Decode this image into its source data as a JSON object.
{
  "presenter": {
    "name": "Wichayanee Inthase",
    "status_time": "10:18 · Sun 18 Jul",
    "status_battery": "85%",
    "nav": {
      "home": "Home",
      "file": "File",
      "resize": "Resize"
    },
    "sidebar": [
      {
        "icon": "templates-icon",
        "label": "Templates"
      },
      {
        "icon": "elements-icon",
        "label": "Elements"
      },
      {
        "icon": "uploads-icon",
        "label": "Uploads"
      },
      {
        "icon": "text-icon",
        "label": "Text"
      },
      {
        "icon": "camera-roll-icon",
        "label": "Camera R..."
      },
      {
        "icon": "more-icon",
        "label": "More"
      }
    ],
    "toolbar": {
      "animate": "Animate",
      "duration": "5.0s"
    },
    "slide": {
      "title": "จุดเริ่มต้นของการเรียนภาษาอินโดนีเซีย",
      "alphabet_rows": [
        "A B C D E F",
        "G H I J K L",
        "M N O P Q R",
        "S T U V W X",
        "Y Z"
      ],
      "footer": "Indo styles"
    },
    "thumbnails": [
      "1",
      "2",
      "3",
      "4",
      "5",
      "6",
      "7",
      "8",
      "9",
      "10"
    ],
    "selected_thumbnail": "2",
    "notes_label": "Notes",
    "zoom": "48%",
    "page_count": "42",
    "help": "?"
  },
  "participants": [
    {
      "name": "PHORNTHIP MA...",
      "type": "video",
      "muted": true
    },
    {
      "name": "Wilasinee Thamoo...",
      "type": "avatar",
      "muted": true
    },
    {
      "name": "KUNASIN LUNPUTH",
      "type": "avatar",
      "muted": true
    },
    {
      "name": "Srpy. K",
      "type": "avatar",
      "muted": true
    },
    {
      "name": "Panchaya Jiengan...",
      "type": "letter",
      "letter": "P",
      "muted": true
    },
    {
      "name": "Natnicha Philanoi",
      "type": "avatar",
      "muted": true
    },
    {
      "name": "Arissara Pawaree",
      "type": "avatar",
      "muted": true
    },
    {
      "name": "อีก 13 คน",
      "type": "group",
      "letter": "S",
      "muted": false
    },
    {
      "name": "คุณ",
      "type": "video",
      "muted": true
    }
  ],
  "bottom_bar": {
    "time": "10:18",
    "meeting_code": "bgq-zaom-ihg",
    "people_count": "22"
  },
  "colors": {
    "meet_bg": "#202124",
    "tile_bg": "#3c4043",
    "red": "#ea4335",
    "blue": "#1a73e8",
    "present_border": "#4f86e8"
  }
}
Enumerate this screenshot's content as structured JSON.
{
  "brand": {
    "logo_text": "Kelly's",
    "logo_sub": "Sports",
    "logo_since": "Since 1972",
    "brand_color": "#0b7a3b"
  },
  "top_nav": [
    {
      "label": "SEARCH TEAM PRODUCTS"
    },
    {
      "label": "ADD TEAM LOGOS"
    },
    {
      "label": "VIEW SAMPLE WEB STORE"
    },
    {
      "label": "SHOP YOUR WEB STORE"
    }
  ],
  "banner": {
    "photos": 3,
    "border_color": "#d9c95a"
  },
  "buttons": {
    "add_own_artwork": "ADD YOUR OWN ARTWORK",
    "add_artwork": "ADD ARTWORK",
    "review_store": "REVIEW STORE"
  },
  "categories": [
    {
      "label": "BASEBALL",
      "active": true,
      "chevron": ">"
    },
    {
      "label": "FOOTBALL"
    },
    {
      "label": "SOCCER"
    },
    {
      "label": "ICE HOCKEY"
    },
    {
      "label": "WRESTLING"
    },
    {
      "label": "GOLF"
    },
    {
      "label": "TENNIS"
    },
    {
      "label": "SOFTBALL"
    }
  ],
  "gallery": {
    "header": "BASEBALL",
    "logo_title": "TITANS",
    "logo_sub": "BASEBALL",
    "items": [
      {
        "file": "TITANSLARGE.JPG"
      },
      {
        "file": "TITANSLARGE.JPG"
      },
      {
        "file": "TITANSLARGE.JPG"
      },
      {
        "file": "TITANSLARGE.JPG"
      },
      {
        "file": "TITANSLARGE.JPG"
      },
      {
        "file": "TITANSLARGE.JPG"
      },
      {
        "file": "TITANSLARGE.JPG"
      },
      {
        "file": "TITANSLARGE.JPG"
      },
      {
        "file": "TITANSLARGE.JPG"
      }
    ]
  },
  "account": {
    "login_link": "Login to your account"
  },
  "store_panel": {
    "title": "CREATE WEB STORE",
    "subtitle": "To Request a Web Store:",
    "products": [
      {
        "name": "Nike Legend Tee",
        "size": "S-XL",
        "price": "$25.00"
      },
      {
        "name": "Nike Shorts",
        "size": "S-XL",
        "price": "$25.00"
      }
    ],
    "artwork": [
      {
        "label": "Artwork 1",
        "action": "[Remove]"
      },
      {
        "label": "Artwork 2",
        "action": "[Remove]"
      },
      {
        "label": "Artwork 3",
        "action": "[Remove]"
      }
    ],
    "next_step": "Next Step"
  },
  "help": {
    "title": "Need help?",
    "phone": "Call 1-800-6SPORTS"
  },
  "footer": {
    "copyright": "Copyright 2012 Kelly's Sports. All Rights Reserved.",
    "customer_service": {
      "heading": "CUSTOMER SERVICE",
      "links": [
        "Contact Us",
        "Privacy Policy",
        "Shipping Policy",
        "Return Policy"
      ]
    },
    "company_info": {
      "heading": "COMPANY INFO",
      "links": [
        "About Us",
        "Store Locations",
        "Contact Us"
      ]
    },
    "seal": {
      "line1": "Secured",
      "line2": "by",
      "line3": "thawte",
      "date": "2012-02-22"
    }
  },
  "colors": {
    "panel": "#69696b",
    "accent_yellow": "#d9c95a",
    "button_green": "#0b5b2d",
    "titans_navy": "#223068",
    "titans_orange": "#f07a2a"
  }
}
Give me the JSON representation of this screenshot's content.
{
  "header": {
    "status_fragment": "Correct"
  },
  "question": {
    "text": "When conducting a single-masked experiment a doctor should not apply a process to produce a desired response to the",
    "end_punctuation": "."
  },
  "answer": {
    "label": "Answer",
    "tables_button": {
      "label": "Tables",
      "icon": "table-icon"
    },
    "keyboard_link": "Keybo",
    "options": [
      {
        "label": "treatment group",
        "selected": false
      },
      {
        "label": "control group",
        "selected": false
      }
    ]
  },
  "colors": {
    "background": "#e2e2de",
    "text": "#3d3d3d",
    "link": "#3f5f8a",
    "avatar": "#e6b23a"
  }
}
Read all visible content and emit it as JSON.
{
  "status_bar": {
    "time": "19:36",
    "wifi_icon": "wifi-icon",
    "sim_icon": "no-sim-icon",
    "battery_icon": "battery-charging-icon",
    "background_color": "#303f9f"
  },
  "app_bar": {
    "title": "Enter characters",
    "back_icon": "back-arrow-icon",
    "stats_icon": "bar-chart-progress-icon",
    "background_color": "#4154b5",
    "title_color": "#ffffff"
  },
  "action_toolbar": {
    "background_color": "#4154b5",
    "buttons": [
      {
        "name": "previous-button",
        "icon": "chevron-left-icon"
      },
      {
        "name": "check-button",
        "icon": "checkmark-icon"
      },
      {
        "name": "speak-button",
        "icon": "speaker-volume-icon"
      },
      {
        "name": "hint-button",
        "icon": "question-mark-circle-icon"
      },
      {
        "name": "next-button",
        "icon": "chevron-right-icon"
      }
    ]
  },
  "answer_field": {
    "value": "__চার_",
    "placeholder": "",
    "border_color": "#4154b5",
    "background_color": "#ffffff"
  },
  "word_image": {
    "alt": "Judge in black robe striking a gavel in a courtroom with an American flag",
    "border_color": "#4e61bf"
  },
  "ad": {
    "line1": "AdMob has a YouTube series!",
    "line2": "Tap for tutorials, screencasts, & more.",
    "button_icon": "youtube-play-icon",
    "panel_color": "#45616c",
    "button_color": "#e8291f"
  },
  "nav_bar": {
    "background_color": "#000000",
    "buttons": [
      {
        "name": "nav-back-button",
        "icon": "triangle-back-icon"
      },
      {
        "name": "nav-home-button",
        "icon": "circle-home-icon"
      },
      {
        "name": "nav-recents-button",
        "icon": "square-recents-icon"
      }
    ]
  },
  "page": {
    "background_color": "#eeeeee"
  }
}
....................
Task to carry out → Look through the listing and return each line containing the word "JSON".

Answer area →
Decode this image into its source data as a JSON object.
Enumerate this screenshot's content as structured JSON.
Give me the JSON representation of this screenshot's content.
Read all visible content and emit it as JSON.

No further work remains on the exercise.